Jay Moore, Global Learning and Culture Leader, GE references the importance of coaching at GE, how the company ‘spends a great deal of time with our most senior leaders for them to be better coaches’ and how it ‘continues to be a needed and necessary skill for leaders’. In essence, it is the tailored approach to development that coaching offers, that can help executives improve their leadership skills and achieve their goals, making it an attractive option for learning, talent, and leadership executives to invest in. 

How is coaching done effectively?

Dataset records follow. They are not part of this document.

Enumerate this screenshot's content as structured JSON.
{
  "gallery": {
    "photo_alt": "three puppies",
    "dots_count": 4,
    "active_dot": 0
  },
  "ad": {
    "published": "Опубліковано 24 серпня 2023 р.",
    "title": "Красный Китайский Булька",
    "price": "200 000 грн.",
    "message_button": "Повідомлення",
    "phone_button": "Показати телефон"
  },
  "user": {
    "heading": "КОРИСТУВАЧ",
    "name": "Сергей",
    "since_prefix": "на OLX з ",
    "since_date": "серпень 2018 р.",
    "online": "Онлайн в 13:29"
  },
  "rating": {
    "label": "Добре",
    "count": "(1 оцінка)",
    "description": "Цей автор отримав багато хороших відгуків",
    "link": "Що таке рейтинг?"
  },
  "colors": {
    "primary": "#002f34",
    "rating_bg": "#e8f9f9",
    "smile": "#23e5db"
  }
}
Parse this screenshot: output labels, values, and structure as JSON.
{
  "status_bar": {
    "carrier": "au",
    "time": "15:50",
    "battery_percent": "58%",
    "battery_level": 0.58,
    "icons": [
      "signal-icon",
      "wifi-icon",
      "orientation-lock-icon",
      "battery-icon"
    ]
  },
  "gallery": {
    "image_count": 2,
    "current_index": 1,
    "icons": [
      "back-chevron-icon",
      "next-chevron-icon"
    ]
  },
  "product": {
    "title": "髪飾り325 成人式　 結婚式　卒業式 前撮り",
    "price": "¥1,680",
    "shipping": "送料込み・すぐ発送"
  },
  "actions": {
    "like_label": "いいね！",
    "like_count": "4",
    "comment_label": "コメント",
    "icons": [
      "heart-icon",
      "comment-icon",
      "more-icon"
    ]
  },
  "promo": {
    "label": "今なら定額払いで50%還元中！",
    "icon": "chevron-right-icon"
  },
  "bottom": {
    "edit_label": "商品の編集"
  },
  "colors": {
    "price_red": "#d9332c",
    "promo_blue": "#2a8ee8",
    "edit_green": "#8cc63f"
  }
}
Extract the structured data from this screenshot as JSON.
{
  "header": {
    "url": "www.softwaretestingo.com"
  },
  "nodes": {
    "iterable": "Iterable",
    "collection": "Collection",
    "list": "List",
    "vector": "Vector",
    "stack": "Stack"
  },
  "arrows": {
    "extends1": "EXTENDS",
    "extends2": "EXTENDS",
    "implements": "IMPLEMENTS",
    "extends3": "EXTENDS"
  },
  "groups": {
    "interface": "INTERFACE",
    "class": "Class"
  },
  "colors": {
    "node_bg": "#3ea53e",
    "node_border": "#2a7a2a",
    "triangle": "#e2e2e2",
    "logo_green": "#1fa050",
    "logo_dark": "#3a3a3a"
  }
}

It’s easy to see why coaching might be appealing for learning and talent execs. Leadership is high on the agenda and the widespread understanding that learning from others and learning in work is more effective than classroom teaching means that HR teams are looking to develop talent in a more hands on way. 

Enter coaching. The key thing that many L&D, Talent and Exec Development teams like about coaching is that it is entirely non-directive; coaches are encouraged to limit the giving of advice and to instead focus on assisting coachees   in finding their own solutions to problems.

The theory is that through short, sharp meetings that talk about key goals, progress, and future actions, coaching maximises a coachee’s performance through learning, rather than teaching. It’s an approach designed to develop a coachee’s ability to take responsibility for, not only their own development, but also their performance.

Downey’s (1999) Spectrum of Coaching Skills suggests a number of key attributes of the non-directive coaching approach that sit on the ‘pull’ end of the spectrum (helping someone to solve their own problems):

  • Asking questions to raise awareness
  • Active listening
  • Paraphrasing
  • Summarising
  • Reflecting

By engaging in each of these activities, the coachee gains a sense of autonomy over their own performance, and develops an understanding of what it is they need to do to improve it.

Although it may seem that all of the responsibility to successfully develop employees falls on the coach, the prevailing wisdom is that there is also significant responsibility on the coachee to ensure they achieve their goals, retain knowledge, and apply their experiences. 

David Kolb suggests that while the coach’s role is to assist coachees to move around the experiential learning cycle, it is up to the coachee to actively participate in the process, take responsibility for their own decisions, complete agreed actions, reflect on and review experiences, and manage their own ongoing development. That constant emphasis on practical application to real tasks and real business goals seems to be making coaching all the more appealing.

What are the benefits of coaching?

Learning leaders agree that the overall goal of a coaching session is for the coachee to gain a greater understanding of their own work and how that contributes to the organisation. For many, it not only helps to further learning and solidify it, it gives the coachee dedicated time to focus on performance development, making them more satisfied with and effective in their role.

And the benefits are wide-ranging:

  • Stress reduction
  • Increased motivation
  • Increased confidence
  • Increased self-awareness and self-management skills. 

For the organisation, coaching builds better working relationships in that issues are shared in an environment that is psychologically safe, it enhances the transfer of learning to the workplace as well as the retention of knowledge within the organisation. 

However, while this suggests that effective coaching has a crucial part to play in organisations, coaching advocates also argue that there are barriers that prevent it from being as effective as it could be:

  • Lack of top-down support
  • Resentment felt by those not involved in the scheme or the perception of favouritism
  • The blurring of role boundaries 
  • Leadership and management styles of the organisation – a smaller organisation, for instance, may have more directive approaches to leadership and management, which make the introduction of a different ‘style’ more difficult
  • Cost
  • Coachee commitment

Are you implementing coaching in your organisation? Is it one of your top priorities? Read more about this and the other top priorities for decision makers in learning, talent, and leadership, in the iVentiv Pulse 2023 Report.